* **Stored data**
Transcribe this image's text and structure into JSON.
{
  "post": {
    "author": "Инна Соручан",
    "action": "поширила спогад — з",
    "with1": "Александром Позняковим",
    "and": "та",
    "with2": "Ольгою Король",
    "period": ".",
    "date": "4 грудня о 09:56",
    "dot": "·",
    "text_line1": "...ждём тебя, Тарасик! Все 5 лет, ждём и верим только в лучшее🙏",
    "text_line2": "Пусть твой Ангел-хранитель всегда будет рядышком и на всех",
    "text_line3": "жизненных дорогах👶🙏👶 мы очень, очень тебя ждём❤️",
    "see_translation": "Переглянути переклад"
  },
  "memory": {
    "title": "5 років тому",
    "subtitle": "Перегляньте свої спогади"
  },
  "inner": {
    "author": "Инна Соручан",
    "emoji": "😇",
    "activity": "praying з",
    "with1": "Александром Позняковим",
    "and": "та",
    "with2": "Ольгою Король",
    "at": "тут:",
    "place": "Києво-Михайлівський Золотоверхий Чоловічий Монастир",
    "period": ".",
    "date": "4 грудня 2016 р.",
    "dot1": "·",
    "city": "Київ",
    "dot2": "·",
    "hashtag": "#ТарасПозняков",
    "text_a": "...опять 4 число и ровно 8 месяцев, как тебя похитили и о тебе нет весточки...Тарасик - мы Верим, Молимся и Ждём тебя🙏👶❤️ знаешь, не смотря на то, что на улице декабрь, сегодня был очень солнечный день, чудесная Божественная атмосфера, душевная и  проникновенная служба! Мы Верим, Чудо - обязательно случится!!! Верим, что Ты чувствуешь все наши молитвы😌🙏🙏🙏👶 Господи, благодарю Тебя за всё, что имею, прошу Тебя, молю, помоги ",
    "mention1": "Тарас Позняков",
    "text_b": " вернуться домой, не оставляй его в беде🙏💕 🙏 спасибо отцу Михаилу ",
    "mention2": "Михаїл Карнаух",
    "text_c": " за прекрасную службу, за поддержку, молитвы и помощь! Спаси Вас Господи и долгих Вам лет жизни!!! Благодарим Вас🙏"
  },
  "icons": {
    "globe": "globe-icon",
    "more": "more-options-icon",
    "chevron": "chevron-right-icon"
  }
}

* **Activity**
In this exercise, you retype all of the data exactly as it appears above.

* **Response below**
Transcribe this image's text and structure into JSON.
{
  "post": {
    "author": "Инна Соручан",
    "action": "поширила спогад — з",
    "with1": "Александром Позняковим",
    "and": "та",
    "with2": "Ольгою Король",
    "period": ".",
    "date": "4 грудня о 09:56",
    "dot": "·",
    "text_line1": "...ждём тебя, Тарасик! Все 5 лет, ждём и верим только в лучшее🙏",
    "text_line2": "Пусть твой Ангел-хранитель всегда будет рядышком и на всех",
    "text_line3": "жизненных дорогах👶🙏👶 мы очень, очень тебя ждём❤️",
    "see_translation": "Переглянути переклад"
  },
  "memory": {
    "title": "5 років тому",
    "subtitle": "Перегляньте свої спогади"
  },
  "inner": {
    "author": "Инна Соручан",
    "emoji": "😇",
    "activity": "praying з",
    "with1": "Александром Позняковим",
    "and": "та",
    "with2": "Ольгою Король",
    "at": "тут:",
    "place": "Києво-Михайлівський Золотоверхий Чоловічий Монастир",
    "period": ".",
    "date": "4 грудня 2016 р.",
    "dot1": "·",
    "city": "Київ",
    "dot2": "·",
    "hashtag": "#ТарасПозняков",
    "text_a": "...опять 4 число и ровно 8 месяцев, как тебя похитили и о тебе нет весточки...Тарасик - мы Верим, Молимся и Ждём тебя🙏👶❤️ знаешь, не смотря на то, что на улице декабрь, сегодня был очень солнечный день, чудесная Божественная атмосфера, душевная и  проникновенная служба! Мы Верим, Чудо - обязательно случится!!! Верим, что Ты чувствуешь все наши молитвы😌🙏🙏🙏👶 Господи, благодарю Тебя за всё, что имею, прошу Тебя, молю, помоги ",
    "mention1": "Тарас Позняков",
    "text_b": " вернуться домой, не оставляй его в беде🙏💕 🙏 спасибо отцу Михаилу ",
    "mention2": "Михаїл Карнаух",
    "text_c": " за прекрасную службу, за поддержку, молитвы и помощь! Спаси Вас Господи и долгих Вам лет жизни!!! Благодарим Вас🙏"
  },
  "icons": {
    "globe": "globe-icon",
    "more": "more-options-icon",
    "chevron": "chevron-right-icon"
  }
}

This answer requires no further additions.